As an openly queer student attending Gonzaga, I must admit that, though the university has allowed me to better understand my sexuality (through certain classes, relationships and other resources which the school has enabled), my mostly positive experience is not a common one.
Navigating the gay dating world on a Jesuit campus like our own has revealed that there is a rather large underground community of students who identify as LGBTQ+ but are unwilling to come out for various reasons. This is expected on any campus to some extent, I suppose, but I think it’s important to explore why the closeted community at Gonzaga thrives.
What I mean is, while coming-out statistics continue to rise for a majority of the country, this is not the case for our community, and I think it’s important to recognize where this disconnect comes from.
Personally, I believe it stems from a lack of authentic allyship in our community and a lack of institutional inclusion.
At GU, we are quick to claim to be allies, but rarely do we follow through (this is just as true for students of color as it is for the LGBTQ+ community). Events hosted by the LGBTQ+ Lincoln Resource Center rarely get attended by anybody outside of the queer student body, and this rings especially true for events that focus on solidarity with or education about the trans community. This absence of allyship, this refusal to show up, translates into a rather pervasive closet on our campus.
This lack of allyship is not just present in students, but many professors and faculty members aren’t showing up for some of their students either. Some do (and kudos to them), but many don’t. They’re not showing up to events, and they’re often not showing up in their classrooms.
I’ve been lucky enough, as an English major and women’s and gender studies minor, to take classes that study LGBTQ+ history, explore queer theory and read texts from non heterosexual/cis authors, but for a majority of our campus’ population, those writers are ignored and students are hardly exposed to these important topics. And sure, students could opt to take these classes or educate themselves, but often they don’t (either because they don’t have time or simply don’t care enough).

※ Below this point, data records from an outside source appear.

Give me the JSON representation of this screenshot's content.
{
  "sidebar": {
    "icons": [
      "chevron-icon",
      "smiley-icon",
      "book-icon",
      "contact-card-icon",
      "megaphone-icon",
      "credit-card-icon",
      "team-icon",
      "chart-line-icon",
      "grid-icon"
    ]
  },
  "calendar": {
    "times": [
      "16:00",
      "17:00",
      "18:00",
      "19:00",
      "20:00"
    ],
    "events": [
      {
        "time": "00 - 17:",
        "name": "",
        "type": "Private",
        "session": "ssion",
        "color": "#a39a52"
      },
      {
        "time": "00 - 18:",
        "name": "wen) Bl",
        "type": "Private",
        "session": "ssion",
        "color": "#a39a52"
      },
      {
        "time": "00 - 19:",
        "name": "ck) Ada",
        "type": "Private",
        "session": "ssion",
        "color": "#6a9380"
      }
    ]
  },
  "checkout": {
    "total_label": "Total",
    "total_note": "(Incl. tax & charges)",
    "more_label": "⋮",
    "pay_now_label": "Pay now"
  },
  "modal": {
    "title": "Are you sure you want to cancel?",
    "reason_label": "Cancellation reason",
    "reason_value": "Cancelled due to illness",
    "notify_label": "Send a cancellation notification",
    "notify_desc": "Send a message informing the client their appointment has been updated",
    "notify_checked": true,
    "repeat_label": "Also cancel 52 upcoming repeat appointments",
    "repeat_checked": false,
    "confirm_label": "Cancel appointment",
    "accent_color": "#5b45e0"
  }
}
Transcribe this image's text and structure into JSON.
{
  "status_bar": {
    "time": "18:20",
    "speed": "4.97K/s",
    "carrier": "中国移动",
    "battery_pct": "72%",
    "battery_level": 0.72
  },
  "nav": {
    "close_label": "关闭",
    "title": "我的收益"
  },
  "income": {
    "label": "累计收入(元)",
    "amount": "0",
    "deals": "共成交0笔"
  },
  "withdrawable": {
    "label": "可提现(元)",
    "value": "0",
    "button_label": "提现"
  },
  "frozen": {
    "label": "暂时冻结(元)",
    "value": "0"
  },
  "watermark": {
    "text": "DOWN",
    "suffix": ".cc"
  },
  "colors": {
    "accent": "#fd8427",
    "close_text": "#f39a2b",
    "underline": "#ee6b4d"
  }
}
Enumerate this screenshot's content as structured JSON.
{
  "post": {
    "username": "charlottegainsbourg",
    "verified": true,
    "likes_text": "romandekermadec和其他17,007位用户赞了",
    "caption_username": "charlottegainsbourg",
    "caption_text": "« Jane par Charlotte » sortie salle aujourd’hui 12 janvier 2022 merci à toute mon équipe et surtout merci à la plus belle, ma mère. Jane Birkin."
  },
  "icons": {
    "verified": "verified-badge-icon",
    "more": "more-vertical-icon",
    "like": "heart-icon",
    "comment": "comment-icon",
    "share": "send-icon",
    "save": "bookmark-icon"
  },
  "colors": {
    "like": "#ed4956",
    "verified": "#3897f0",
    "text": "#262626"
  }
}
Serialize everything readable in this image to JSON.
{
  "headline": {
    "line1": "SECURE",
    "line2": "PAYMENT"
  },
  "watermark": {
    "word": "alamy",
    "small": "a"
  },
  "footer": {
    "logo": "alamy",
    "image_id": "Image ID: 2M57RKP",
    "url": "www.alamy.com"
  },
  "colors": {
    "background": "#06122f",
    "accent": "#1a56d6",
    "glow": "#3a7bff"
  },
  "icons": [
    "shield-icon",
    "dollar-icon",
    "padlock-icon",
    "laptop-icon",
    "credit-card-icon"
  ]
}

This lack of support from university representatives converts into a lack of institutional support too. The largest evidence of this lies in the process through which first-year students receive housing assignments; there is no part of the application or selection process that ensures that a queer student or non cisgendered student will not end up with a heterosexist or transphobic roommate (this has happened several times within the last few years, by the way).
Many buildings also lack gender-neutral bathrooms. There are groups working on changing these things, but perhaps we should question why the process to bring these changes is so slow.
Whatever the reason, these phenomena manifest themselves into an incredibly heteronormative atmosphere that results in a devaluation of queer student experience and perspective inside and outside of the classroom. Because of these factors (and others), GU’s closet is larger than one might think.
In fact, when I was complaining to my therapist about these very things, about how the GU closet was larger than it might seem on the surface, she responded, “Oh trust me, I know.”
There is a rather large population of students on this campus who feel they cannot come out, who fear expressing themselves authentically, and I can ensure you that it takes an emotional, cultural, spiritual, mental and even physical toll on the entire GU community.
Christopher Barker is a senior studying English and women’s and gender studies.